Central Jets is working to shake up the private aviation industry, because they’re the first company to allow users to charter jets directly from owners. They’re essentially eliminating the middleman, which seriously reduces fees. And Central Jets offers 24/7 concierge service and up to 50% off flights to those paying €199 to use their platform.
VistaJet owns over 70 large cabin Challenger and Global private jets, and their passengers have flown to 1,900 airports all over the world since their launch in 2004. VistaJet has most recently launched The VistaJet Wine Program, the first global in-air vino program, and VistaPet, designed for passengers who want their four-legged family members to travel in style, too.
Flexjet offers a multitude of flight options, from jet leases to fractional jet ownership. Fractional owners can be on their jet a mere 10 hours after calling for one, and jet card holders can secure one in 24 hours.
Air Charter Service
Air Charter Service has it all, between luxury jets (think: Cessna Citation Mustang) and their extensive global reach. Beyond their leisure services, they offer practical private jet services, like time-sensitive jet transfers and courier service that can be used to transport important documents.
Sentient Jet is perfect for those interested in high-end jet memberships such that they can charter best-in-class jets for business and pleasure. SJ25+ is their elite private jet card, which offers access to their most desirable vehicles with 10 hours notice. The SJ25+ membership starts at nearly $200,000.
Flight stats: private jets by the numbers
- 3: Percentage of private jets that currently fly with pets on board
- 13: The percentage that private jet prices declined from 2014 to 2016
- 18: Average number of minutes from check-in to airbourne when flying private
- 5,000: U.S. airports accessible by private aircraft, compared with only 500 by commercial airlines. In Europe, that’s 3,000 and 300, respectively.
- 5.32 Million: Number of passengers who chartered planes in the U.S. in 2016
- $500 Million: Reported price of one of the most expensive private jets in the world, an Airbus A380 customized by Prince Alwaleed bin Talal bin Abdulaziz Al Saud of Saudi Arabia. Some of the jet’s rumored features include a boardroom, a Turkish bath, and a prayer room with mats that rotate to face Mecca.
Popular private aviation terminals for the private jet setter
While the U.S. is the leader in private aviation traffic, connecting hubs in Europe and the Middle East are seeing increased charter activity. Business travel to Europe is ever increasing, and the airports are expanding to accommodate the business aviation spike.
London Luton Airport, United Kingdom
Luton, just an hour from central London, and is the UK’s business aviation hub. They are currently working on an expansion plan that would create a new terminal and allow for 32 million passengers per year, nearly double their current capacity.
Van Nuys Airport, Los Angeles
This private-aviation airport in the San Fernando Valley is one of two SoCal jet hubs—the other being John Wayne Airport in Orange County.

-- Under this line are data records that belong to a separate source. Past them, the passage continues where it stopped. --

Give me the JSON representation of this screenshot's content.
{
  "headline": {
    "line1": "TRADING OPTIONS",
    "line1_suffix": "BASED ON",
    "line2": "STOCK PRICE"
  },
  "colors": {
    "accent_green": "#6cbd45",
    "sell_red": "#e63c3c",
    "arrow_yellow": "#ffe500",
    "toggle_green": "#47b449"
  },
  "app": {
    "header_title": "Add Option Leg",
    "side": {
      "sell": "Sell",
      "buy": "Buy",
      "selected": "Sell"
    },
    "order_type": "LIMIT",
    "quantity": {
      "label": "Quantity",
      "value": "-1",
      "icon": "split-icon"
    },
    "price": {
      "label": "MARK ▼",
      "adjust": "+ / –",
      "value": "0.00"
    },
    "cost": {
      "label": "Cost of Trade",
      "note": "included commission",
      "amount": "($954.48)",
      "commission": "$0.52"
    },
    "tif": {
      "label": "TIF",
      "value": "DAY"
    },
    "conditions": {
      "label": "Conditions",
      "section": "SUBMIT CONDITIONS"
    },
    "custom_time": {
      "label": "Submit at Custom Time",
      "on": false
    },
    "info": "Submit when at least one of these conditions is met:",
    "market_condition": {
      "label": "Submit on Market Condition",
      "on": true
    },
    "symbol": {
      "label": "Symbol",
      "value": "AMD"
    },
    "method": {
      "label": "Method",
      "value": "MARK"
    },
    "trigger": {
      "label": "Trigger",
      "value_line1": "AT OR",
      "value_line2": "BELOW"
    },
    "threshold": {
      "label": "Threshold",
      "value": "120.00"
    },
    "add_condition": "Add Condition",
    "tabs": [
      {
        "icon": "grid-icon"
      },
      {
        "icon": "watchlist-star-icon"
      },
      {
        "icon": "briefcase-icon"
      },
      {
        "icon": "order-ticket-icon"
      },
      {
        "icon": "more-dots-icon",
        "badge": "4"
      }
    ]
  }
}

Westchester County Airport, New York
The Westchester airport, about 30 miles from Manhattan, has come up as a leader in U.S. private aviation. A more intimate airport, landing here tends to be less hassle but still provides easy access to NYC.
Las Vegas McCarren Airport, Nevada
McCarren has a dedicated private jet terminal, making it an appealing airport for both business and leisure travelers. It’s just five miles from the Vegas strip—which you’ll catch an impressive view of upon your descent into Nevada.
Al Maktoum International Airport, Dubai, United Arab Emirates
The airport, located 31 miles from Dubai’s center, has the world’s largest VIP terminal at 60,278 square feet.
Paris-Le Bourget, France
Four miles northeast of Paris (closer than Charles de Gaulle), Le Bourget is the “leading business airport in Europe.” It has seven private terminals and three runways.